- **Interface dataset entries**:

------------------------------------

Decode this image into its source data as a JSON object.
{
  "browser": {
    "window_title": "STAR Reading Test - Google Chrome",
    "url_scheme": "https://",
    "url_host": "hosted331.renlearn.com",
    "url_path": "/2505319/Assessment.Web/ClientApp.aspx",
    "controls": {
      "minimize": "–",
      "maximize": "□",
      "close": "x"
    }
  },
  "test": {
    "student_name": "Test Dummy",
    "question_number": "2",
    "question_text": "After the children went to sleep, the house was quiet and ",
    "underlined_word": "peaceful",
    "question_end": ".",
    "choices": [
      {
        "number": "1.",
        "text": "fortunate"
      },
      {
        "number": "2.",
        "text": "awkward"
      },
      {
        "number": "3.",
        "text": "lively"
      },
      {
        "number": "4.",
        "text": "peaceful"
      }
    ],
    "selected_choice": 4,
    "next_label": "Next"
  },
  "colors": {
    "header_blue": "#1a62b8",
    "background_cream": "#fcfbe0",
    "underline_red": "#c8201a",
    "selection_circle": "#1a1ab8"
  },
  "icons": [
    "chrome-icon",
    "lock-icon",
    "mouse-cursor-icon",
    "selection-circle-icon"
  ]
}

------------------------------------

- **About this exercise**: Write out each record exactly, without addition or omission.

- **Answer below**:
Decode this image into its source data as a JSON object.
{
  "browser": {
    "window_title": "STAR Reading Test - Google Chrome",
    "url_scheme": "https://",
    "url_host": "hosted331.renlearn.com",
    "url_path": "/2505319/Assessment.Web/ClientApp.aspx",
    "controls": {
      "minimize": "–",
      "maximize": "□",
      "close": "x"
    }
  },
  "test": {
    "student_name": "Test Dummy",
    "question_number": "2",
    "question_text": "After the children went to sleep, the house was quiet and ",
    "underlined_word": "peaceful",
    "question_end": ".",
    "choices": [
      {
        "number": "1.",
        "text": "fortunate"
      },
      {
        "number": "2.",
        "text": "awkward"
      },
      {
        "number": "3.",
        "text": "lively"
      },
      {
        "number": "4.",
        "text": "peaceful"
      }
    ],
    "selected_choice": 4,
    "next_label": "Next"
  },
  "colors": {
    "header_blue": "#1a62b8",
    "background_cream": "#fcfbe0",
    "underline_red": "#c8201a",
    "selection_circle": "#1a1ab8"
  },
  "icons": [
    "chrome-icon",
    "lock-icon",
    "mouse-cursor-icon",
    "selection-circle-icon"
  ]
}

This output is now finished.